Sift the material for lines containing "notepad", and return them.

__________

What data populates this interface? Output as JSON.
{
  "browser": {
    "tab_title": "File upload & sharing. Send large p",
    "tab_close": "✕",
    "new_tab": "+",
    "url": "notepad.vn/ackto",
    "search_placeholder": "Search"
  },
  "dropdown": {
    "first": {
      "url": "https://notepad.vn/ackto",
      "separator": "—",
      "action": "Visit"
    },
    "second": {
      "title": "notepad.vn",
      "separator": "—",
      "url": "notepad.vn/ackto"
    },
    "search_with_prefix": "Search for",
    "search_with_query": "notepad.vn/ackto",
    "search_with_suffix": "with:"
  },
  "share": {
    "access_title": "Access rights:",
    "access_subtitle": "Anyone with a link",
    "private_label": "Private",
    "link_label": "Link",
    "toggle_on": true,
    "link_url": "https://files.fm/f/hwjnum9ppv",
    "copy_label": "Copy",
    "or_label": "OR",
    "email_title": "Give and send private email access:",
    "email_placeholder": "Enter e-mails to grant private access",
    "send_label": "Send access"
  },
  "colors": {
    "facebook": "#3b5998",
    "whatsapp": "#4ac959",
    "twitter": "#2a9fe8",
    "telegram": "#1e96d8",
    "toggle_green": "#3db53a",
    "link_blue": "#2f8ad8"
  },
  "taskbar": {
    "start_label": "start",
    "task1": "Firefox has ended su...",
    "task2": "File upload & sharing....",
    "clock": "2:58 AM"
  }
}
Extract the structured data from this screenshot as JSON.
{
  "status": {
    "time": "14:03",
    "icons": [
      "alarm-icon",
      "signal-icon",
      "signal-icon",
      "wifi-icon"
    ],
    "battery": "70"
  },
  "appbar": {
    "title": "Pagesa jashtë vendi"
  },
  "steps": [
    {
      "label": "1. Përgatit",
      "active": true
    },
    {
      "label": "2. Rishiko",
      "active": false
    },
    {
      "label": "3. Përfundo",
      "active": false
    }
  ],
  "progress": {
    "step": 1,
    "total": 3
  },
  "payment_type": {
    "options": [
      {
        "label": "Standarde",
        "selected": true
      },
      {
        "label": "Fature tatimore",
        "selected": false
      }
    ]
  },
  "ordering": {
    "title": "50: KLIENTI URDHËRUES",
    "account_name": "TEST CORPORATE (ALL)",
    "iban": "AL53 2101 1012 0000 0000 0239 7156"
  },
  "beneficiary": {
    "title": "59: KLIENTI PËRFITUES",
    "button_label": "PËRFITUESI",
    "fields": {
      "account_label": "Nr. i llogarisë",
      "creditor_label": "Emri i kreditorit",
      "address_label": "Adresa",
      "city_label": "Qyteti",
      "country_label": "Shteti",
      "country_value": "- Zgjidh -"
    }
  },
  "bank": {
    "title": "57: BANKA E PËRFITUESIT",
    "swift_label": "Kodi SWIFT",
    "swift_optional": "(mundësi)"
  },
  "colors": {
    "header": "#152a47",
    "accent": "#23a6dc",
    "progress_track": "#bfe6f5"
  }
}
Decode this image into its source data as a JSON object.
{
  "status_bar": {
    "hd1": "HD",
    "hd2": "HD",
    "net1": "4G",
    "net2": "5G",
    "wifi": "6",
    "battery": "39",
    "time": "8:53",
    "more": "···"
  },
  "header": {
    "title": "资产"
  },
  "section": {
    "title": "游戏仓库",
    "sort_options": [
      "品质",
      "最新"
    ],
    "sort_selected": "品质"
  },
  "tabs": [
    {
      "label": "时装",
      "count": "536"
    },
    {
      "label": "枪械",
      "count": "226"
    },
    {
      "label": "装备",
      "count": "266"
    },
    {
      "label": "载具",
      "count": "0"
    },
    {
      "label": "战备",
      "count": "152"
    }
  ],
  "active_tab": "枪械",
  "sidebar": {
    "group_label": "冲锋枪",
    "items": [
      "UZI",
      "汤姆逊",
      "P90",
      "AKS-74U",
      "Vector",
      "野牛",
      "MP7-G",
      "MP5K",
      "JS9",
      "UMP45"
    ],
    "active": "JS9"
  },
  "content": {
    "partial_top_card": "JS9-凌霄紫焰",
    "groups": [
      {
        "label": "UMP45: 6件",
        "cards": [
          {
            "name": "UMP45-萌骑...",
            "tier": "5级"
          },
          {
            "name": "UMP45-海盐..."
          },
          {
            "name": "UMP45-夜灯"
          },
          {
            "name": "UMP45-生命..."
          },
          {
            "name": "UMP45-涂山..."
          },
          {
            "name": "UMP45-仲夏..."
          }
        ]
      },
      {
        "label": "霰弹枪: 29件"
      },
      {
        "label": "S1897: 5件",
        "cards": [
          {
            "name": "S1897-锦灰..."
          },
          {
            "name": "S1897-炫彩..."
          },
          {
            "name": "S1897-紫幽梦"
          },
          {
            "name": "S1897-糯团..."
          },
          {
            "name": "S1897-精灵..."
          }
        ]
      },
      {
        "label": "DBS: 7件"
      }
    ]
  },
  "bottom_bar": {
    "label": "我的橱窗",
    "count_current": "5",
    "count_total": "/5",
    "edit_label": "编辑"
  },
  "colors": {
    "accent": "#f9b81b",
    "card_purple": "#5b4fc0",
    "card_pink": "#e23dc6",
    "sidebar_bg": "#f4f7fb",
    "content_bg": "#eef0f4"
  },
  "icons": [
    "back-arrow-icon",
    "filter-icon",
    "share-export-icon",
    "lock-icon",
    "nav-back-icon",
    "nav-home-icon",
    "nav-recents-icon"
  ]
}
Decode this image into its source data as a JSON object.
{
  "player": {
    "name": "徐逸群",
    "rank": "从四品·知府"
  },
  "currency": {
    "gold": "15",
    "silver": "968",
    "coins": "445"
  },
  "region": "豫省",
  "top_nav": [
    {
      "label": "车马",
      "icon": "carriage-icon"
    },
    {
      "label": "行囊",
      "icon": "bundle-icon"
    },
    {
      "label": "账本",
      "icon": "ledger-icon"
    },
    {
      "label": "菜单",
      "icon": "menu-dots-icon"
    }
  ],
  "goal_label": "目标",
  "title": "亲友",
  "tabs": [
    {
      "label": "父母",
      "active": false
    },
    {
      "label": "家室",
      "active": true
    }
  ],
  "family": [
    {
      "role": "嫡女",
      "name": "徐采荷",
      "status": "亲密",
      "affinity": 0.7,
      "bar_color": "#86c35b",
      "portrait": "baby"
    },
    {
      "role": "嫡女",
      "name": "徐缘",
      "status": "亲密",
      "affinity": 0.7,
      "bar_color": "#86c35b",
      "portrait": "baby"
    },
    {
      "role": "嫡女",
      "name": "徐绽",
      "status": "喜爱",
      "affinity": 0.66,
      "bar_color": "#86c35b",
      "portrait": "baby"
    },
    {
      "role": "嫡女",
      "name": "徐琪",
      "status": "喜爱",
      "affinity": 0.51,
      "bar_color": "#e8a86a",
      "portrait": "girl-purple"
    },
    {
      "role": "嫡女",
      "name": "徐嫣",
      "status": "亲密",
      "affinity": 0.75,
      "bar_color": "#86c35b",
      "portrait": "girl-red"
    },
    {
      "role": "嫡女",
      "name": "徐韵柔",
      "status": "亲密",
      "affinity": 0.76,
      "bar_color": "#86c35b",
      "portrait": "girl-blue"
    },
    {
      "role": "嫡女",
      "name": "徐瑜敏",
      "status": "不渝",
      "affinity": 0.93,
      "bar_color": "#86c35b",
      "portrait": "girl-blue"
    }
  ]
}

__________

Response to this task:
    "url": "notepad.vn/ackto",
      "url": "https://notepad.vn/ackto",
      "title": "notepad.vn",
      "url": "notepad.vn/ackto"
    "search_with_query": "notepad.vn/ackto",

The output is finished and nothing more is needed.